Fire Fighter Suffers Sudden Cardiac Death While Working at a Grass Fire – Mississippi


FF ShieldDeath in the Line of Duty…A summary of a NIOSH fire fighter fatality investigation

F2014-11 Date Released: August 2014

Executive Summary

On February 1, 2014, a 57-year-old male volunteer fire fighter (“FF”) spotted a grass fire threatening a local residence and nearby barn. After notifying dispatch, he assisted the local fire department in extinguishing the fire. He pulled a 1½-inch hoseline to the fire in two locations and to the top of the engine’s hosebed. While atop the engine hosebed, the FF was found unresponsive and not breathing (1341 hours). The incident commander of the responding fire department notified dispatch, then began cardiopulmonary resuscitation (CPR). The FF was placed into the bed of a pickup truck and driven to the ambulance station with CPR administered en route. Upon arrival, the ambulance paramedics began advanced life support including cardiac monitoring with defibrillations, intravenous cardiac resuscitation medications, and intubation. The ambulance transported the FF to the hospital’s emergency department (ED) where advanced life support continued an additional 12 minutes without a change in the FF’s clinical status. At 1424 hours the attending physician pronounced the FF dead, and resuscitation efforts were discontinued.

The death certificate, completed by the county coroner, listed “sudden cardiac death due to stress/overexertion at fire scene due to intentionally set fire due to hypertensive heart disease” as the cause of death. No autopsy was performed. Blood tests for carboxyhemoglobin were negative, suggesting the FF had minimal exposure to the carbon monoxide in fire smoke. National Institute for Occupational Safety and Health (NIOSH) investigators concluded that assisting with fire suppression activities probably triggered either a heart attack or a cardiac arrhythmia resulting in sudden cardiac death.

NIOSH investigators offer the following recommendations to reduce the risk of heart attacks and sudden cardiac arrest among fire fighters at this and other fire departments.
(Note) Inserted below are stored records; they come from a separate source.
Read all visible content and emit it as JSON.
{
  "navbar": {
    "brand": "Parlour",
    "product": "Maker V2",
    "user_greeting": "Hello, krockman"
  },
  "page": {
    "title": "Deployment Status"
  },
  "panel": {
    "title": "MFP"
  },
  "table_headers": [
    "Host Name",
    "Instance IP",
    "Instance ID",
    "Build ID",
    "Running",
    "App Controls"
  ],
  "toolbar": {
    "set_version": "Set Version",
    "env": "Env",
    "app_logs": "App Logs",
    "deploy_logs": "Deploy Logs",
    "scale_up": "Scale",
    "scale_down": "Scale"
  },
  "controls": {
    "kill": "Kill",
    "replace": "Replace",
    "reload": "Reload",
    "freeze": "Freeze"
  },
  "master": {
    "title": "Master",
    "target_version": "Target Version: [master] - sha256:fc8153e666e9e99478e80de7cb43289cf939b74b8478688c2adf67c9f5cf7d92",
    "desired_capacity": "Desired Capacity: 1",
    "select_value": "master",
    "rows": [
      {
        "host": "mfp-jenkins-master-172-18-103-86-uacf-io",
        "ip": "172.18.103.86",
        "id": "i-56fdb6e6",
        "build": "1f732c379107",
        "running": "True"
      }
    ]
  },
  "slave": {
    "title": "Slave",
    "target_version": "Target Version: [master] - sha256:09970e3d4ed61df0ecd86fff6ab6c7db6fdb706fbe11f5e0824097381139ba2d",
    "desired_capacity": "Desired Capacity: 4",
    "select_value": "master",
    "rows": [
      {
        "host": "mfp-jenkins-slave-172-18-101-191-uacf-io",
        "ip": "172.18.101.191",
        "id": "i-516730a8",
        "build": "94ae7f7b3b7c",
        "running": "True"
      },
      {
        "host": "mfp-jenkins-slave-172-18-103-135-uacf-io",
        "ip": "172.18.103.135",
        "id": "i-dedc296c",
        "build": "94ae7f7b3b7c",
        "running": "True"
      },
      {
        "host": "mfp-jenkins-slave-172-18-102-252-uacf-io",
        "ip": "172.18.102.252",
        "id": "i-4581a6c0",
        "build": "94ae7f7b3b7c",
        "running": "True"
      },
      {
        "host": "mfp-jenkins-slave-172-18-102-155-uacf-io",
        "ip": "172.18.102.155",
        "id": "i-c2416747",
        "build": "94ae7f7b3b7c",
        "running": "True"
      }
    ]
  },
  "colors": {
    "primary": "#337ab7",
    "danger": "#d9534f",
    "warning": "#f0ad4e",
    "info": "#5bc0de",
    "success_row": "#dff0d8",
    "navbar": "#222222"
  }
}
  • Provide preplacement and annual medical evaluations to all fire fighters in accordance with NFPA 1582, Standard on Comprehensive Occupational Medical Program for Fire Departments, to identify fire fighters at increased risk for coronary heart disease (CHD).
  • Ensure exercise stress tests are performed on fire fighters at increased risk for CHD.
  • Ensure that fire fighters are cleared for return to duty by a physician knowledgeable about the physical demands of fire fighting, the personal protective equipment used by fire fighters, and the components of NFPA 1582.
  • Phase in a mandatory comprehensive wellness and fitness program for fire fighters.
  • Perform a candidate and member physical ability evaluation.
  • Provide fire fighters with medical clearance to wear a self-contained breathing apparatus (SCBA) as part of the fire department’s medical evaluation program.
  • Conduct annual respirator fit testing.
  • Perform an autopsy on all on-duty fire fighter fatalities.

Read the full reportCdc-pdf
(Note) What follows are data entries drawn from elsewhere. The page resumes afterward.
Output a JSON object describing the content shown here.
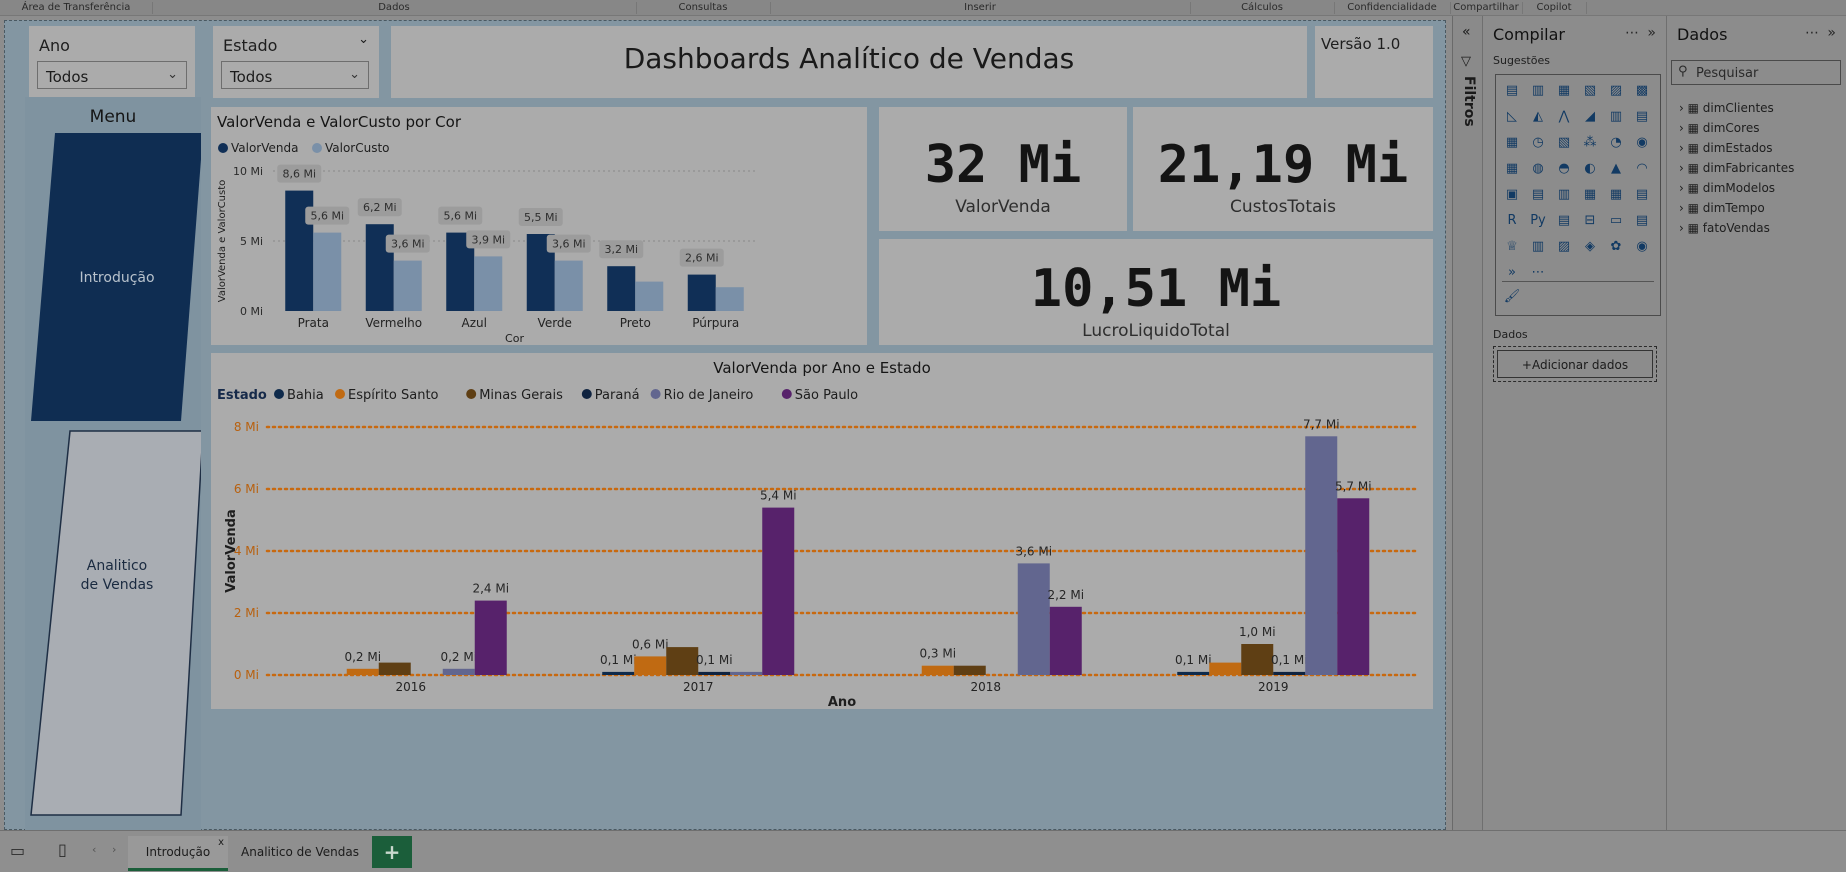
{
  "ribbon": {
    "groups": [
      "Área de Transferência",
      "Dados",
      "Consultas",
      "Inserir",
      "Cálculos",
      "Confidencialidade",
      "Compartilhar",
      "Copilot"
    ]
  },
  "slicers": {
    "ano": {
      "title": "Ano",
      "value": "Todos"
    },
    "estado": {
      "title": "Estado",
      "value": "Todos"
    }
  },
  "header": {
    "title": "Dashboards Analítico de Vendas",
    "version": "Versão 1.0"
  },
  "menu": {
    "title": "Menu",
    "btn_intro": "Introdução",
    "btn_analitico_1": "Analitico",
    "btn_analitico_2": "de Vendas"
  },
  "kpis": {
    "valor_venda": {
      "value": "32 Mi",
      "label": "ValorVenda"
    },
    "custos": {
      "value": "21,19 Mi",
      "label": "CustosTotais"
    },
    "lucro": {
      "value": "10,51 Mi",
      "label": "LucroLiquidoTotal"
    }
  },
  "chart_data": [
    {
      "type": "bar",
      "title": "ValorVenda e ValorCusto por Cor",
      "xlabel": "Cor",
      "ylabel": "ValorVenda e ValorCusto",
      "ylim": [
        0,
        10
      ],
      "yticks": [
        "0 Mi",
        "5 Mi",
        "10 Mi"
      ],
      "categories": [
        "Prata",
        "Vermelho",
        "Azul",
        "Verde",
        "Preto",
        "Púrpura"
      ],
      "series": [
        {
          "name": "ValorVenda",
          "color": "#102f56",
          "values": [
            8.6,
            6.2,
            5.6,
            5.5,
            3.2,
            2.6
          ],
          "labels": [
            "8,6 Mi",
            "6,2 Mi",
            "5,6 Mi",
            "5,5 Mi",
            "3,2 Mi",
            "2,6 Mi"
          ]
        },
        {
          "name": "ValorCusto",
          "color": "#7a90a8",
          "values": [
            5.6,
            3.6,
            3.9,
            3.6,
            2.1,
            1.7
          ],
          "labels": [
            "5,6 Mi",
            "3,6 Mi",
            "3,9 Mi",
            "3,6 Mi",
            "",
            ""
          ]
        }
      ],
      "legend": "top-left"
    },
    {
      "type": "bar",
      "title": "ValorVenda por Ano e Estado",
      "legend_title": "Estado",
      "xlabel": "Ano",
      "ylabel": "ValorVenda",
      "ylim": [
        0,
        8
      ],
      "yticks": [
        "0 Mi",
        "2 Mi",
        "4 Mi",
        "6 Mi",
        "8 Mi"
      ],
      "categories": [
        "2016",
        "2017",
        "2018",
        "2019"
      ],
      "series": [
        {
          "name": "Bahia",
          "color": "#0e2a4b",
          "values": [
            0,
            0.1,
            0,
            0.1
          ],
          "labels": [
            "",
            "0,1 Mi",
            "",
            "0,1 Mi"
          ]
        },
        {
          "name": "Espírito Santo",
          "color": "#c06a12",
          "values": [
            0.2,
            0.6,
            0.3,
            0.4
          ],
          "labels": [
            "0,2 Mi",
            "0,6 Mi",
            "0,3 Mi",
            ""
          ]
        },
        {
          "name": "Minas Gerais",
          "color": "#5f3f14",
          "values": [
            0.4,
            0.9,
            0.3,
            1.0
          ],
          "labels": [
            "",
            "",
            "",
            "1,0 Mi"
          ]
        },
        {
          "name": "Paraná",
          "color": "#0f2340",
          "values": [
            0,
            0.1,
            0,
            0.1
          ],
          "labels": [
            "",
            "0,1 Mi",
            "",
            "0,1 Mi"
          ]
        },
        {
          "name": "Rio de Janeiro",
          "color": "#62668f",
          "values": [
            0.2,
            0.1,
            3.6,
            7.7
          ],
          "labels": [
            "0,2 Mi",
            "",
            "3,6 Mi",
            "7,7 Mi"
          ]
        },
        {
          "name": "São Paulo",
          "color": "#57226b",
          "values": [
            2.4,
            5.4,
            2.2,
            5.7
          ],
          "labels": [
            "2,4 Mi",
            "5,4 Mi",
            "2,2 Mi",
            "5,7 Mi"
          ]
        }
      ],
      "grid": true,
      "legend": "top-left"
    }
  ],
  "filtros": {
    "label": "Filtros"
  },
  "compilar": {
    "title": "Compilar",
    "sugestoes": "Sugestões",
    "dados_label": "Dados",
    "add_button": "+Adicionar dados"
  },
  "dados": {
    "title": "Dados",
    "search_placeholder": "Pesquisar",
    "tables": [
      "dimClientes",
      "dimCores",
      "dimEstados",
      "dimFabricantes",
      "dimModelos",
      "dimTempo",
      "fatoVendas"
    ]
  },
  "pages": {
    "tabs": [
      "Introdução",
      "Analitico de Vendas"
    ],
    "close": "x",
    "add": "+"
  }
}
The National Institute for Occupational Safety and Health (NIOSH), an institute within the Centers for Disease Control and Prevention (CDC), is the federal agency responsible for conducting research and making recommendations for the prevention of work-related injury and illness. In 1998, Congress appropriated funds to NIOSH to conduct a fire fighter initiative that resulted in the NIOSH Fire Fighter Fatality Investigation and Prevention Program which examines line-of-duty-deaths or on duty deaths of fire fighters to assist fire departments, fire fighters, the fire service and others to prevent similar fire fighter deaths in the future. The agency does not enforce compliance with State or Federal occupational safety and health standards and does not determine fault or assign blame. Participation of fire departments and individuals in NIOSH investigations is voluntary. Under its program, NIOSH investigators interview persons with knowledge of the incident who agree to be interviewed and review available records to develop a description of the conditions and circumstances leading to the death(s). Interviewees are not asked to sign sworn statements and interviews are not recorded. The agency’s reports do not name the victim, the fire department or those interviewed. The NIOSH report’s summary of the conditions and circumstances surrounding the fatality is intended to provide context to the agency’s recommendations and is not intended to be definitive for purposes of determining any claim or benefit.

For further information, visit the program Web site at www.cdc.gov/niosh/fire or call toll free 1-800-CDC-INFO (1-800-232-4636).

Page last reviewed: November 18, 2015